**Work to be completed**
Look for "Excluding" in every line of the listing. Copy the lines that have it.

⁂

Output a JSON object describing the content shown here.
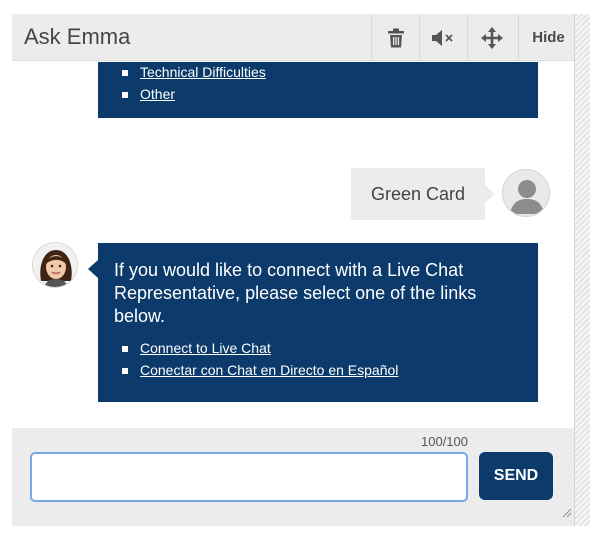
{
  "header": {
    "title": "Ask Emma",
    "hide_label": "Hide"
  },
  "messages": {
    "top_bubble": {
      "links": [
        "Technical Difficulties",
        "Other"
      ]
    },
    "user_message": "Green Card",
    "bot_message": {
      "text": "If you would like to connect with a Live Chat Representative, please select one of the links below.",
      "links": [
        "Connect to Live Chat",
        "Conectar con Chat en Directo en Español"
      ]
    }
  },
  "footer": {
    "counter": "100/100",
    "input_value": "",
    "send_label": "SEND"
  },
  "colors": {
    "brand_navy": "#0b3a6b",
    "header_bg": "#ececec",
    "input_focus": "#7aa7e4"
  },
  "icons": [
    "trash-icon",
    "mute-icon",
    "move-icon",
    "user-avatar-icon",
    "resize-grip-icon"
  ]
}
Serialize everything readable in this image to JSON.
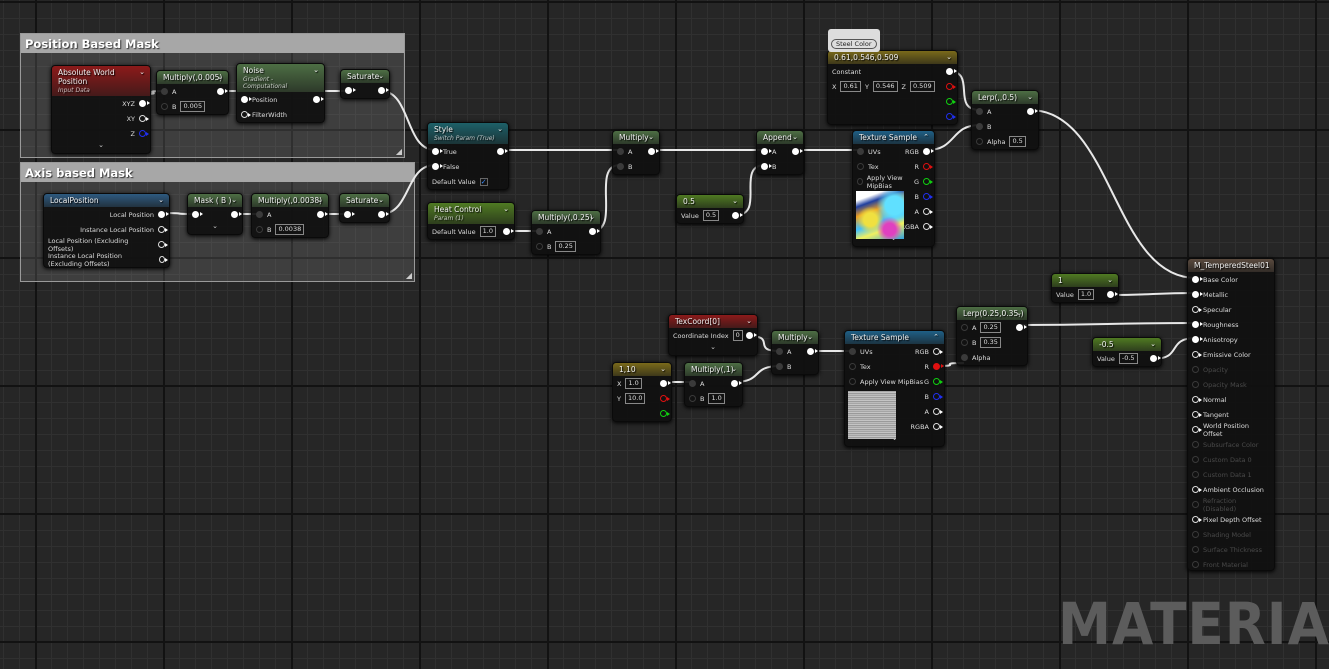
{
  "comments": {
    "position_mask": "Position Based Mask",
    "axis_mask": "Axis based Mask",
    "steel_color": "Steel Color"
  },
  "watermark": "MATERIAL",
  "nodes": {
    "awp": {
      "title": "Absolute World Position",
      "subtitle": "Input Data",
      "color": "#8c1a1a",
      "footer": "⌄",
      "rows": [
        {
          "out": "XYZ",
          "op": "filled"
        },
        {
          "out": "XY",
          "op": "hollow"
        },
        {
          "out": "Z",
          "op": "blue"
        }
      ]
    },
    "mul005": {
      "title": "Multiply(,0.005)",
      "color": "#4d6e44",
      "rows": [
        {
          "in": "A",
          "ip": "dim",
          "op": "filled"
        },
        {
          "in": "B",
          "ip": "hdim",
          "val": "0.005"
        }
      ]
    },
    "noise": {
      "title": "Noise",
      "subtitle": "Gradient - Computational",
      "color": "#4d6e44",
      "rows": [
        {
          "in": "Position",
          "ip": "filled",
          "op": "filled"
        },
        {
          "in": "FilterWidth",
          "ip": "hollow"
        }
      ]
    },
    "sat1": {
      "title": "Saturate",
      "color": "#4d6e44",
      "rows": [
        {
          "ip": "filled",
          "op": "filled"
        }
      ]
    },
    "localpos": {
      "title": "LocalPosition",
      "color": "#2e5a80",
      "rows": [
        {
          "out": "Local Position",
          "op": "filled"
        },
        {
          "out": "Instance Local Position",
          "op": "hollow"
        },
        {
          "out": "Local Position (Excluding Offsets)",
          "op": "hollow"
        },
        {
          "out": "Instance Local Position (Excluding Offsets)",
          "op": "hollow"
        }
      ]
    },
    "maskb": {
      "title": "Mask ( B )",
      "color": "#4d6e44",
      "footer": "⌄",
      "rows": [
        {
          "ip": "filled",
          "op": "filled"
        }
      ]
    },
    "mul0038": {
      "title": "Multiply(,0.0038)",
      "color": "#4d6e44",
      "rows": [
        {
          "in": "A",
          "ip": "dim",
          "op": "filled"
        },
        {
          "in": "B",
          "ip": "hdim",
          "val": "0.0038"
        }
      ]
    },
    "sat2": {
      "title": "Saturate",
      "color": "#4d6e44",
      "rows": [
        {
          "ip": "filled",
          "op": "filled"
        }
      ]
    },
    "style": {
      "title": "Style",
      "subtitle": "Switch Param (True)",
      "color": "#1d6068",
      "rows": [
        {
          "in": "True",
          "ip": "filled",
          "op": "filled"
        },
        {
          "in": "False",
          "ip": "filled"
        },
        {
          "in": "Default Value",
          "check": true
        }
      ]
    },
    "heat": {
      "title": "Heat Control",
      "subtitle": "Param (1)",
      "color": "#4f7a22",
      "rows": [
        {
          "in": "Default Value",
          "val": "1.0",
          "op": "filled"
        }
      ]
    },
    "mul025": {
      "title": "Multiply(,0.25)",
      "color": "#4d6e44",
      "rows": [
        {
          "in": "A",
          "ip": "dim",
          "op": "filled"
        },
        {
          "in": "B",
          "ip": "hdim",
          "val": "0.25"
        }
      ]
    },
    "multiply1": {
      "title": "Multiply",
      "color": "#4d6e44",
      "rows": [
        {
          "in": "A",
          "ip": "dim",
          "op": "filled"
        },
        {
          "in": "B",
          "ip": "dim"
        }
      ]
    },
    "half": {
      "title": "0.5",
      "color": "#4f7a22",
      "rows": [
        {
          "in": "Value",
          "val": "0.5",
          "op": "filled"
        }
      ]
    },
    "append": {
      "title": "Append",
      "color": "#4d6e44",
      "rows": [
        {
          "in": "A",
          "ip": "filled",
          "op": "filled"
        },
        {
          "in": "B",
          "ip": "filled"
        }
      ]
    },
    "const3": {
      "title": "0.61,0.546,0.509",
      "color": "#7a6a1a",
      "rows": [
        {
          "in": "Constant",
          "op": "filled"
        },
        {
          "fields": [
            {
              "l": "X",
              "v": "0.61"
            },
            {
              "l": "Y",
              "v": "0.546"
            },
            {
              "l": "Z",
              "v": "0.509"
            }
          ],
          "op": "red"
        },
        {
          "op": "green"
        },
        {
          "op": "blue"
        }
      ]
    },
    "tex1": {
      "title": "Texture Sample",
      "color": "#1f5f86",
      "footer": "⌄",
      "thumb": "iridescent",
      "rows": [
        {
          "in": "UVs",
          "ip": "dim",
          "out": "RGB",
          "op": "filled"
        },
        {
          "in": "Tex",
          "ip": "hdim",
          "out": "R",
          "op": "red"
        },
        {
          "in": "Apply View MipBias",
          "ip": "hdim",
          "out": "G",
          "op": "green"
        },
        {
          "out": "B",
          "op": "blue"
        },
        {
          "out": "A",
          "op": "hollow"
        },
        {
          "out": "RGBA",
          "op": "hollow"
        }
      ]
    },
    "lerp05": {
      "title": "Lerp(,,0.5)",
      "color": "#4d6e44",
      "rows": [
        {
          "in": "A",
          "ip": "dim",
          "op": "filled"
        },
        {
          "in": "B",
          "ip": "dim"
        },
        {
          "in": "Alpha",
          "ip": "hdim",
          "val": "0.5"
        }
      ]
    },
    "texcoord": {
      "title": "TexCoord[0]",
      "color": "#8c1a1a",
      "footer": "⌄",
      "rows": [
        {
          "in": "Coordinate Index",
          "val": "0",
          "op": "filled"
        }
      ]
    },
    "c110": {
      "title": "1,10",
      "color": "#7a6a1a",
      "rows": [
        {
          "in": "X",
          "val": "1.0",
          "op": "filled"
        },
        {
          "in": "Y",
          "val": "10.0",
          "op": "red"
        },
        {
          "op": "green"
        }
      ]
    },
    "mul1": {
      "title": "Multiply(,1)",
      "color": "#4d6e44",
      "rows": [
        {
          "in": "A",
          "ip": "dim",
          "op": "filled"
        },
        {
          "in": "B",
          "ip": "hdim",
          "val": "1.0"
        }
      ]
    },
    "multiply2": {
      "title": "Multiply",
      "color": "#4d6e44",
      "rows": [
        {
          "in": "A",
          "ip": "dim",
          "op": "filled"
        },
        {
          "in": "B",
          "ip": "dim"
        }
      ]
    },
    "tex2": {
      "title": "Texture Sample",
      "color": "#1f5f86",
      "footer": "⌄",
      "thumb": "brushed",
      "rows": [
        {
          "in": "UVs",
          "ip": "dim",
          "out": "RGB",
          "op": "hollow"
        },
        {
          "in": "Tex",
          "ip": "hdim",
          "out": "R",
          "op": "redf"
        },
        {
          "in": "Apply View MipBias",
          "ip": "hdim",
          "out": "G",
          "op": "green"
        },
        {
          "out": "B",
          "op": "blue"
        },
        {
          "out": "A",
          "op": "hollow"
        },
        {
          "out": "RGBA",
          "op": "hollow"
        }
      ]
    },
    "lerp2": {
      "title": "Lerp(0.25,0.35,)",
      "color": "#4d6e44",
      "rows": [
        {
          "in": "A",
          "ip": "hdim",
          "val": "0.25",
          "op": "filled"
        },
        {
          "in": "B",
          "ip": "hdim",
          "val": "0.35"
        },
        {
          "in": "Alpha",
          "ip": "dim"
        }
      ]
    },
    "one": {
      "title": "1",
      "color": "#4f7a22",
      "rows": [
        {
          "in": "Value",
          "val": "1.0",
          "op": "filled"
        }
      ]
    },
    "neg": {
      "title": "-0.5",
      "color": "#4f7a22",
      "rows": [
        {
          "in": "Value",
          "val": "-0.5",
          "op": "filled"
        }
      ]
    }
  },
  "result": {
    "title": "M_TemperedSteel01",
    "color": "#5a4a3e",
    "inputs": [
      {
        "label": "Base Color",
        "enabled": true,
        "connected": true
      },
      {
        "label": "Metallic",
        "enabled": true,
        "connected": true
      },
      {
        "label": "Specular",
        "enabled": true,
        "connected": false
      },
      {
        "label": "Roughness",
        "enabled": true,
        "connected": true
      },
      {
        "label": "Anisotropy",
        "enabled": true,
        "connected": true
      },
      {
        "label": "Emissive Color",
        "enabled": true,
        "connected": false
      },
      {
        "label": "Opacity",
        "enabled": false,
        "connected": false
      },
      {
        "label": "Opacity Mask",
        "enabled": false,
        "connected": false
      },
      {
        "label": "Normal",
        "enabled": true,
        "connected": false
      },
      {
        "label": "Tangent",
        "enabled": true,
        "connected": false
      },
      {
        "label": "World Position Offset",
        "enabled": true,
        "connected": false
      },
      {
        "label": "Subsurface Color",
        "enabled": false,
        "connected": false
      },
      {
        "label": "Custom Data 0",
        "enabled": false,
        "connected": false
      },
      {
        "label": "Custom Data 1",
        "enabled": false,
        "connected": false
      },
      {
        "label": "Ambient Occlusion",
        "enabled": true,
        "connected": false
      },
      {
        "label": "Refraction (Disabled)",
        "enabled": false,
        "connected": false
      },
      {
        "label": "Pixel Depth Offset",
        "enabled": true,
        "connected": false
      },
      {
        "label": "Shading Model",
        "enabled": false,
        "connected": false
      },
      {
        "label": "Surface Thickness",
        "enabled": false,
        "connected": false
      },
      {
        "label": "Front Material",
        "enabled": false,
        "connected": false
      }
    ]
  }
}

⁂

**Response below**
          "out": "Local Position (Excluding Offsets)",
          "out": "Instance Local Position (Excluding Offsets)",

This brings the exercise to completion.